Act 46 study committee representatives from the remaining four towns pressed ahead with a plan to merge their districts. The plan, which was approved by the state Board of Education in September, called for one nine-member board to oversee a unified budget but did not call for any school closures.
The study committee, in its final articles of agreement, declared that “moving to a unified district will result in one mission and vision benefitting all our students.”
But opposition continued to mount in the weeks prior to the vote, with numerous green yard signs urging residents to “vote no” on the merger. Local opinion pages were filled with letters assailing the merger, and opposition information was collected on a website.
There also was controversy about the study committee’s efforts to publicize and promote its plan: One member, Ian Torrey of Brattleboro, resigned after protesting the “tone and nature” of informational meetings and objecting to the content of a mailer sent to voters.
Windham Southeast Superintendent Lyle Holiday said it’s possible that the contentiousness played a role in Tuesday’s outcome. She also remarked on a lack of citizen participation during much of the Act 46 Study Committee’s planning process.
Then again, “maybe people have really done their homework and they just don’t like the merger plan,” Holiday said. “It’s really hard to know how people are thinking.”
Laughlin said she was glad that the study committee’s work “was approved with appreciation by the (state Board of Education) and that our community was able to consider it.”
“Passions in our communities muted much of that consideration, but that is not surprising,” Laughlin said.
Naylor, however, applauded her community’s passion and said Dummerston residents “have been incredibly engaged as a community all the way through.”
“I’m very glad to see how many people came out,” she said. “It made it clear that this is not the way people want to go.”
The question now is whether state officials will accept an alternative governance proposal if one is developed by local residents and officials.

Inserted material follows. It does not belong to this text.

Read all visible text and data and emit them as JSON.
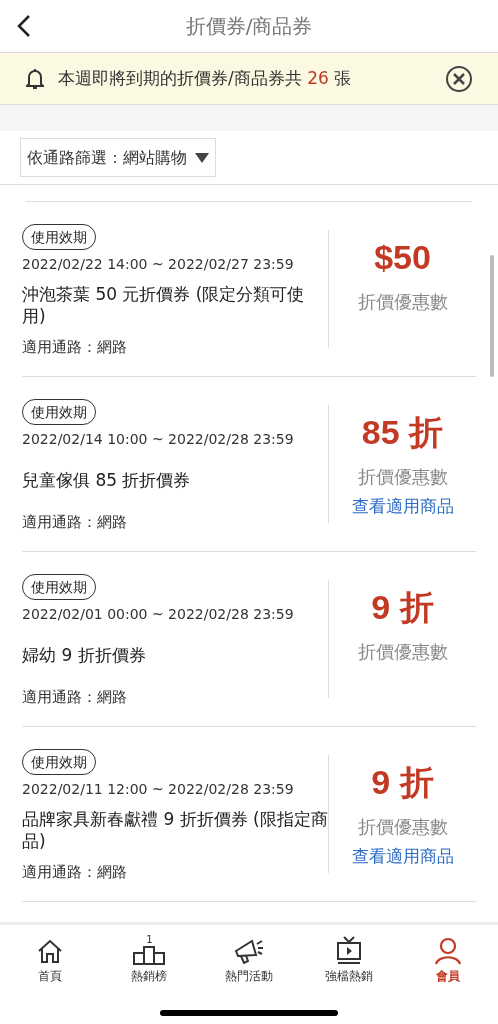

Holiday said she’ll be working with Windham Southeast’s school boards in the coming weeks.
She acknowledged that an informal alternative governance committee has been meeting. “But what we don’t know yet is what each of the other school boards want to do,” Holiday said.
Naylor said interested parties will be “working to try and figure out, what are the things that we can do – working together as neighbors.”
The ultimate authority for Windham Southeast’s school governance lies with the state: Under Act 46, the Board of Education must draw up its own plan for districts that haven’t merged. That plan is due by Nov. 30 of 2018.